(Records excerpted from a collection)
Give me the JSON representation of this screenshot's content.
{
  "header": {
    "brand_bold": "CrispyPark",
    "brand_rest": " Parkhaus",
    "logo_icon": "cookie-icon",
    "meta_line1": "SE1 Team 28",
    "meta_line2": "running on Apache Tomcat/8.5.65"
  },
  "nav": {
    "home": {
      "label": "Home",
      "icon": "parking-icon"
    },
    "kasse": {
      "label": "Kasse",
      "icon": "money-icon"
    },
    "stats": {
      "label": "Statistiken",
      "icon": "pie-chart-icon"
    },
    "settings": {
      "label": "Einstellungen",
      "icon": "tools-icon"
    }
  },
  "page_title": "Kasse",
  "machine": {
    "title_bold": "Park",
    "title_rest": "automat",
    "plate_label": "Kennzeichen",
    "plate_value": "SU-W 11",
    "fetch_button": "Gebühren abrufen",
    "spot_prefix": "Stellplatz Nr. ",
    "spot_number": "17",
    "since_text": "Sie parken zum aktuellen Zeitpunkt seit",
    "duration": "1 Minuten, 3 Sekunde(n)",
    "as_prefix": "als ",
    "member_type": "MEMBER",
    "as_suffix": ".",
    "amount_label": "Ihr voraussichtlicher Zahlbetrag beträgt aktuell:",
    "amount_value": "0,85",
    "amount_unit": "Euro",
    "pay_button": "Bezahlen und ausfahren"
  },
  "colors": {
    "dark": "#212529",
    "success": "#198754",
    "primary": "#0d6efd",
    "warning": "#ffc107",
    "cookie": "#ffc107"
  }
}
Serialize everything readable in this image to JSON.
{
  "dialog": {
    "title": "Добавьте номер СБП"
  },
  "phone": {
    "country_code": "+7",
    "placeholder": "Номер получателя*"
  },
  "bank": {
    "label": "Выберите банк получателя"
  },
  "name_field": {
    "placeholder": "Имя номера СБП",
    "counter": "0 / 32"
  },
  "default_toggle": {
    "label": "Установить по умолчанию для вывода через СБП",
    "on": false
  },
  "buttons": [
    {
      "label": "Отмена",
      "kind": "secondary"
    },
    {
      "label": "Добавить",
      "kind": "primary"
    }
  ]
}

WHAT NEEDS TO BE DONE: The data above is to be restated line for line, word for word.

ANSWER TO THIS TASK:
Give me the JSON representation of this screenshot's content.
{
  "header": {
    "brand_bold": "CrispyPark",
    "brand_rest": " Parkhaus",
    "logo_icon": "cookie-icon",
    "meta_line1": "SE1 Team 28",
    "meta_line2": "running on Apache Tomcat/8.5.65"
  },
  "nav": {
    "home": {
      "label": "Home",
      "icon": "parking-icon"
    },
    "kasse": {
      "label": "Kasse",
      "icon": "money-icon"
    },
    "stats": {
      "label": "Statistiken",
      "icon": "pie-chart-icon"
    },
    "settings": {
      "label": "Einstellungen",
      "icon": "tools-icon"
    }
  },
  "page_title": "Kasse",
  "machine": {
    "title_bold": "Park",
    "title_rest": "automat",
    "plate_label": "Kennzeichen",
    "plate_value": "SU-W 11",
    "fetch_button": "Gebühren abrufen",
    "spot_prefix": "Stellplatz Nr. ",
    "spot_number": "17",
    "since_text": "Sie parken zum aktuellen Zeitpunkt seit",
    "duration": "1 Minuten, 3 Sekunde(n)",
    "as_prefix": "als ",
    "member_type": "MEMBER",
    "as_suffix": ".",
    "amount_label": "Ihr voraussichtlicher Zahlbetrag beträgt aktuell:",
    "amount_value": "0,85",
    "amount_unit": "Euro",
    "pay_button": "Bezahlen und ausfahren"
  },
  "colors": {
    "dark": "#212529",
    "success": "#198754",
    "primary": "#0d6efd",
    "warning": "#ffc107",
    "cookie": "#ffc107"
  }
}
Serialize everything readable in this image to JSON.
{
  "dialog": {
    "title": "Добавьте номер СБП"
  },
  "phone": {
    "country_code": "+7",
    "placeholder": "Номер получателя*"
  },
  "bank": {
    "label": "Выберите банк получателя"
  },
  "name_field": {
    "placeholder": "Имя номера СБП",
    "counter": "0 / 32"
  },
  "default_toggle": {
    "label": "Установить по умолчанию для вывода через СБП",
    "on": false
  },
  "buttons": [
    {
      "label": "Отмена",
      "kind": "secondary"
    },
    {
      "label": "Добавить",
      "kind": "primary"
    }
  ]
}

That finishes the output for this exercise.